Films watched with Louis this week include THE WRESTLER (which I didn’t see, but which Fiona found pretty old-fashioned, like a marginally more disfigured version of King Vidor’s THE CHAMP — “I like his scary fridge film better,” says Fiona, referring to REQUIEM FOR A DREAM), HEAVENLY CREATURES, and THE PUMAMAN, a bizarrely homoerotic Italian superhero movie about ancient Incan space technology which gives the hero the powers of a puma: sensing danger, achieving a death-lke trance, flying — you know, just like a puma. “I always seem to end up watching something really weird with you guys,” Louis observed affably.

Best of all, we watched George Pal’s THE TIME MACHINE, which gives new pleasures every time I see it.

While Pal’s best pal couldn’t argue that he’s particularly sophisticated as a director, he has a very smart script to work with here, and has obviously been looking around and drawing inspiration from some pretty cool sources.
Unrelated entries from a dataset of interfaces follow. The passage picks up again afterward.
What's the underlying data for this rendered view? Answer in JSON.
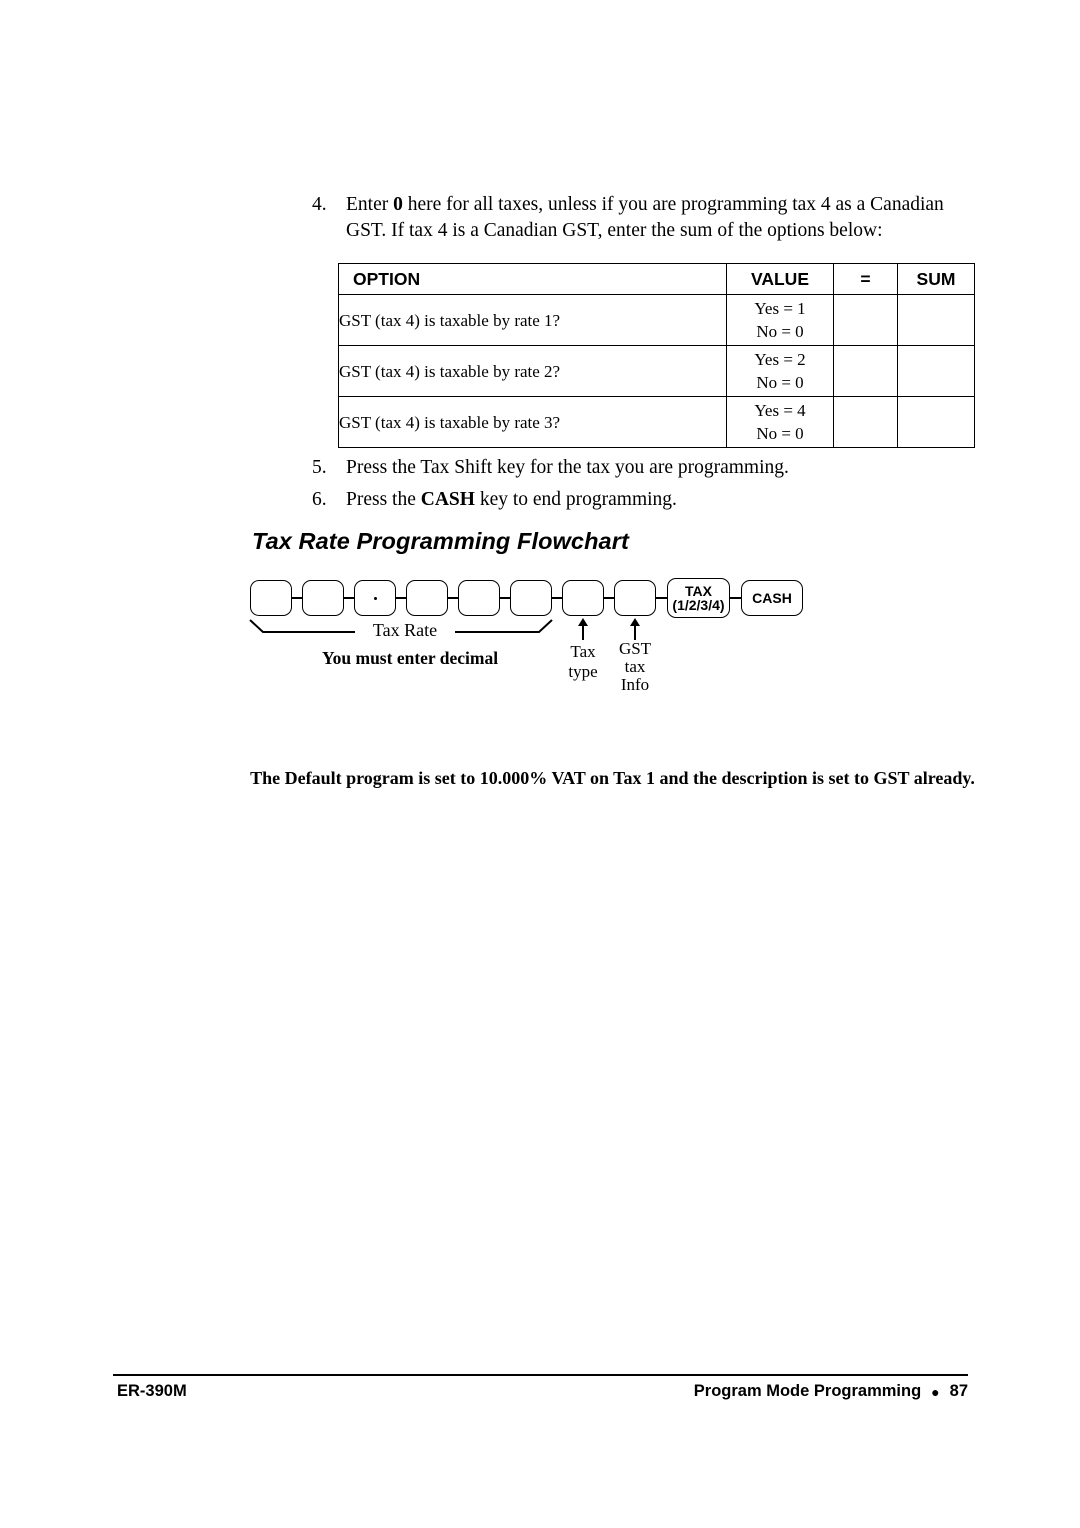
{
  "steps": [
    {
      "number": "4.",
      "text_before": "Enter ",
      "bold": "0",
      "text_after": " here for all taxes, unless if you are programming tax 4 as a Canadian GST.   If tax 4 is a Canadian GST, enter the sum of the options below:"
    },
    {
      "number": "5.",
      "text": "Press the Tax Shift key for the tax you are programming."
    },
    {
      "number": "6.",
      "text_before": "Press the ",
      "bold": "CASH",
      "text_after": " key to end programming."
    }
  ],
  "option_table": {
    "headers": [
      "OPTION",
      "VALUE",
      "=",
      "SUM"
    ],
    "rows": [
      {
        "option": "GST (tax 4) is taxable by rate 1?",
        "value_yes": "Yes = 1",
        "value_no": "No = 0",
        "equals": "",
        "sum": ""
      },
      {
        "option": "GST (tax 4) is taxable by rate 2?",
        "value_yes": "Yes = 2",
        "value_no": "No = 0",
        "equals": "",
        "sum": ""
      },
      {
        "option": "GST (tax 4) is taxable by rate 3?",
        "value_yes": "Yes = 4",
        "value_no": "No = 0",
        "equals": "",
        "sum": ""
      }
    ]
  },
  "flowchart": {
    "heading": "Tax Rate Programming Flowchart",
    "keys": [
      {
        "label": "",
        "type": "blank"
      },
      {
        "label": "",
        "type": "blank"
      },
      {
        "label": ".",
        "type": "decimal"
      },
      {
        "label": "",
        "type": "blank"
      },
      {
        "label": "",
        "type": "blank"
      },
      {
        "label": "",
        "type": "blank"
      },
      {
        "label": "",
        "type": "blank"
      },
      {
        "label": "",
        "type": "blank"
      },
      {
        "label_line1": "TAX",
        "label_line2": "(1/2/3/4)",
        "type": "tax"
      },
      {
        "label": "CASH",
        "type": "cash"
      }
    ],
    "brace_label": "Tax Rate",
    "decimal_note": "You must enter decimal",
    "annotations": [
      {
        "line1": "Tax",
        "line2": "type"
      },
      {
        "line1": "GST",
        "line2": "tax",
        "line3": "Info"
      }
    ]
  },
  "default_note": "The Default program is set to 10.000% VAT on Tax 1 and the description is set to GST already.",
  "footer": {
    "left": "ER-390M",
    "section": "Program Mode Programming",
    "bullet": "●",
    "page_number": "87"
  }
}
When intrepid chrononaut Rod Taylor (marvellous perf!) goes for a walk in the Eden-like future forest, Pal throws in a variety of tracking shots suggesting that he’s been impressed by Kurosawa’s RASHOMON. The giveaway shot is the one looking up at the sunlight blinking through the branches.

Later, when Taylor discovers that the savage Morlocks (paunchy blue guys with unsightly body hair — the Scots of the future?) have a Gremlin-like aversion to bright light, he dazzles them for a moment by lighting a match, and Pal steals from the Master, with an orange glare of POV dazzle filched from REAR WINDOW. This struck Louis as implausible: “Just how bright IS a match, anyway?” Since the Morlock’s have Jawa-style glowing eyes, do they not get equally blinded whenever they look at each other?

As a fan of TV’s The Mighty Boosh, Louis has a fine eye for absurdity, and enjoyed such moments while still appreciating the beauty and craft of Pal’s special effects sequences and the sweep of the story, which must have made some impression: when I loaned him my battered copy of the Watchmen graphic novel later in the week, warning him that it might crumble to dust, he sagely remarked, “Like the books in THE TIME MACHINE.”

Yvette Mimieux: a bit too Paris Hilton for Louis’ taste.

Another weird coincidence: on Monday morning I was lecturing on Orson Welles, doing his whole film career only in reverse, and mentioned the amazing moment in the MAGNIFICENT AMBERSONS screenplay, deleted from RKO’s edit of the film, where the voice-over suggests a future time when George Amberson Minafer’s shade might be seen, kneeling, its head and shoulders disappearing through a partition wall that wasn’t there in his era (you really have to read it to make sense of this). That evening, as Rod Taylor fired up his elegant steam-punk time-sled, Louis speculated about what would happen if he materialised halfway through a yet-to-be-constructed wall…